I Was Born Yesterday is weaker, as it's repetitive base piano can get slightly grating, yet despite that, it remains a perfectly listenable piece of music, and the first piece to demonstrate Hannon's poetic style as well, also the pseudo-sexual overtones of the line "her classical features and elegant waistline, go to waste while she pleases her parents" also speak to the deep level of sexual energy and innuendo seen in his work, culminating in "Something For The Weekend" on Casanova.
Your Daddy's Car is a shockingly jolly, yet again featuring a harpsicord and pizzicato violin, all done in a major and arranged to make a happy pop song, yet again resonating on a comedic theme of two people driving their daddy's car. A very solid album song.
Europop is the sole survivor the now deleted Fanfare of The Common Muse, although this time arranged electronically, provided a weird and unsettling attempt at a Kraftwerk style pop classic, something completely at a remove to the rest of the album. However, despite it feeling from a different time zone to everything else, it works surprising well, providing an interlude from cellos and violas and allowing the arrangement of the other songs to shine all the brighter.
However, this mass of juxtaposition isn't over yet. Timewatching, in comparison to a lot of the album, is a mournful and incredibly deep slow classical (in every possible sense) ballad, with a much slower tempo and much richer sound. It could bring grown men to tears, with some frankly depressing lyrics that make you stop, listen and contemplate.
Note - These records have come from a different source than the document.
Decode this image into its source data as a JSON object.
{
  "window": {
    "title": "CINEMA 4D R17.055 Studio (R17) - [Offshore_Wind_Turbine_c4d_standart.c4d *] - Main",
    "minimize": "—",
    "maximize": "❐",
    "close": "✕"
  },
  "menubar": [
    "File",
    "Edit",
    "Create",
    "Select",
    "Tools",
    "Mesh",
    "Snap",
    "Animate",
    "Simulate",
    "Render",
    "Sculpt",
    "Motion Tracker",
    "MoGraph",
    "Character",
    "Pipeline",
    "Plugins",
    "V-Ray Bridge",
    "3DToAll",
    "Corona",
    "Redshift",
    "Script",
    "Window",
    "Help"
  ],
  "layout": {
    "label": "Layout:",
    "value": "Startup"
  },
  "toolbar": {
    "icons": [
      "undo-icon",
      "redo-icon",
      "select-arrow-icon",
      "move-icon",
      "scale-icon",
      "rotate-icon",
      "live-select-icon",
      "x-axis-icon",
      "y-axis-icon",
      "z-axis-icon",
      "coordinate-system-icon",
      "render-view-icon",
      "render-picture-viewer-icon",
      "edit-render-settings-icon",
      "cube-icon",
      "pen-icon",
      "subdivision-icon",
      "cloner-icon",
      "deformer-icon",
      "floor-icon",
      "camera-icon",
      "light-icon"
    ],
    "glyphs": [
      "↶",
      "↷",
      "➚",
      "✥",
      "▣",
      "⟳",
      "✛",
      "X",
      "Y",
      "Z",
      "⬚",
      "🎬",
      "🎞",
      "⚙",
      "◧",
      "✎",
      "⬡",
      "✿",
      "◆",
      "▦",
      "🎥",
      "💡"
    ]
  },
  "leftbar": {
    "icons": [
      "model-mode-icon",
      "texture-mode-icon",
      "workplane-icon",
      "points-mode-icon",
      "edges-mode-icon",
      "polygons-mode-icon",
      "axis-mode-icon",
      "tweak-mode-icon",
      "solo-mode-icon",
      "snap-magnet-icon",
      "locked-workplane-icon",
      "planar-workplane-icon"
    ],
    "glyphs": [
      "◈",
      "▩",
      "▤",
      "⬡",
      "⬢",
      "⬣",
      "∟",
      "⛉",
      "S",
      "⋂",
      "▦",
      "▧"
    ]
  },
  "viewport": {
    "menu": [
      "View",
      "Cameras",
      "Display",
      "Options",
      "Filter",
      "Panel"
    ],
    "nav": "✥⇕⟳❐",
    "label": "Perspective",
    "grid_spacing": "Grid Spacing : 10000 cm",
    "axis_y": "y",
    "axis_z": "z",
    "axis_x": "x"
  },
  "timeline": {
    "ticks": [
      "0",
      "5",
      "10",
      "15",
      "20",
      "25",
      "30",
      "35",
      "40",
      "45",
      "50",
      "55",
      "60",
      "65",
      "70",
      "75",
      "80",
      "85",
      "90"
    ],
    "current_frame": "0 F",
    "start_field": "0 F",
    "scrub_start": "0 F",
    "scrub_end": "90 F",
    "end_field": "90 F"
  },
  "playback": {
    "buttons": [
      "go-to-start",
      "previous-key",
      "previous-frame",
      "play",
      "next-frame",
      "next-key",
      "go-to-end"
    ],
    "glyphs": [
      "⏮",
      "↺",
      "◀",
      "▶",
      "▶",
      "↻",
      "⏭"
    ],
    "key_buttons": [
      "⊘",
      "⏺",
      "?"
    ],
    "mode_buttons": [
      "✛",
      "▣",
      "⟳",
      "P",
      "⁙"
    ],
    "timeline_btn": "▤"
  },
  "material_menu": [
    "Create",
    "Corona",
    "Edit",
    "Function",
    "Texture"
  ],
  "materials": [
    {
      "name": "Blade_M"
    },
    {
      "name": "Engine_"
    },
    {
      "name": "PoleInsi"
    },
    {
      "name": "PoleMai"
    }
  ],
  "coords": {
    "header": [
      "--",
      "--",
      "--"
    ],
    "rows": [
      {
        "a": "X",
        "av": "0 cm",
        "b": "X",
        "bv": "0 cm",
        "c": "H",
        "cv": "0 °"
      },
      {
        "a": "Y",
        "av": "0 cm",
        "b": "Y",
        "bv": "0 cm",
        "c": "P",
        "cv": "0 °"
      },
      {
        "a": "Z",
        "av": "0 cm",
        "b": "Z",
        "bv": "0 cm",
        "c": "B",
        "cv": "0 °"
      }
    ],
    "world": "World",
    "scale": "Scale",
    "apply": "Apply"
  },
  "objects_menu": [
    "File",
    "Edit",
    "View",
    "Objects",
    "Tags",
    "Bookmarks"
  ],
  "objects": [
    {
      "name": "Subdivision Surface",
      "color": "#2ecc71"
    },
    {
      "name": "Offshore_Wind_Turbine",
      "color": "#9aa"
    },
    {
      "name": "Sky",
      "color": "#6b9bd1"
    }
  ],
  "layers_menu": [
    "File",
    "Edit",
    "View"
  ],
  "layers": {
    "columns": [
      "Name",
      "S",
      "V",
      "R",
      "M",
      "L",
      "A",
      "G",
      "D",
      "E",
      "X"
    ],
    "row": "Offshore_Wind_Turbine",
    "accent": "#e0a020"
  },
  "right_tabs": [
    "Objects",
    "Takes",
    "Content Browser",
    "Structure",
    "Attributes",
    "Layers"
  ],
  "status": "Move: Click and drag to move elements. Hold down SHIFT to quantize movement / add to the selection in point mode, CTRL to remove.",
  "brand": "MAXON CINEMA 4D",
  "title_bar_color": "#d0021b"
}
This is a masterstroke, again stopping the album from becoming stale and annoyingly upbeat, and providing with another stage on which Hannon can bring his shockingly clean vocals to bear. This song is desperate beauty, unrequited love and rich strings condensed into 4 minutes. It might just be my favourite track on this wonderful album.
From pain though, we emerge to pleasure. Next up is Pop Star's Fear of The Pollen Count, a hopeless happy and catchy pop song. Everything about it shockingly twee and overwrought with happiness, yet it's written so well that you can't help but smile and join in, as though compelled by inner force. It helps the subject matter is so obviously pointless and trifle, a man suffering from hay fever, and still wanting others to love the summer, and the "love-er-ly day" that's being described. This song was re-released and re-edited for his Greatest Hits album, and most deservedly in this reviewer’s opinion.
Queen of the South follows swiftly on, and it's also a weaker album track, but who would want to follow the two proceeding pieces" A decent but ultimately forgettable chamber pop proto-ballad, it is pleasant to listen to, but not worth the download, or to be specifically sought out.
Much the same can be said of Victoria Falls too, the next song, and it follows in the same vein. This piece though, it must be said, has better instrumentation and some nice usages of call-return vocals, with ghostly vocalists backing Hannon. However, musically, it's nothing to write home about, especially given the masterpieces in the rest of the album.
Thankfully, Three Sisters is an excellent return to form, with what I would describe as the best and most interesting guitar rift on the track, coming in just after the intro, along with a jarring but not altogether unpleasant electronic ostinato. Lyrically, it's less strong than either Death of A Supernaturalist or Timewatching, but it's still a fantastic pop number.
Europe by Train would feature excellent on a concept album, its intro consisting of a cymbal being crashed faster and faster. An instrumental nod to the hidden man of the Divine Comedy, Joby Talbot, the producer and arranger of the music, it stands at a remove from the other tracks, feature no Hannon, and maybe that detracts from it, but either way, it’s a clever little interlude before what many consider the triumph of the album.
And that triumph is none other than Lucy, something so hopeless pretentious and off-putting to most that you think it must be shocking, but no, who knew a Wordsworth poem set to electric guitar, rock drums and the eponymous harpsicord would be quite so powerful express the beauty we see in poetry whenever we read it. It's a powerful example to all, that the greatest poets truly were just the greatest lyricists, waiting for an amp and guitar. Well arranged (yet again) and well presented with Hannon's deep, authoritarian voice, that it truly does end the album with a bang, a crash and an almighty wallop. It leaves you wanting more, and more and more, which there almost wasn't was, this album doing well critically but flopping on the general market, with only its sales is Southern France allowing for a second to be produced, the album Promenade, where Neil Hannon's musical journey yet continues apace.
Vive la France.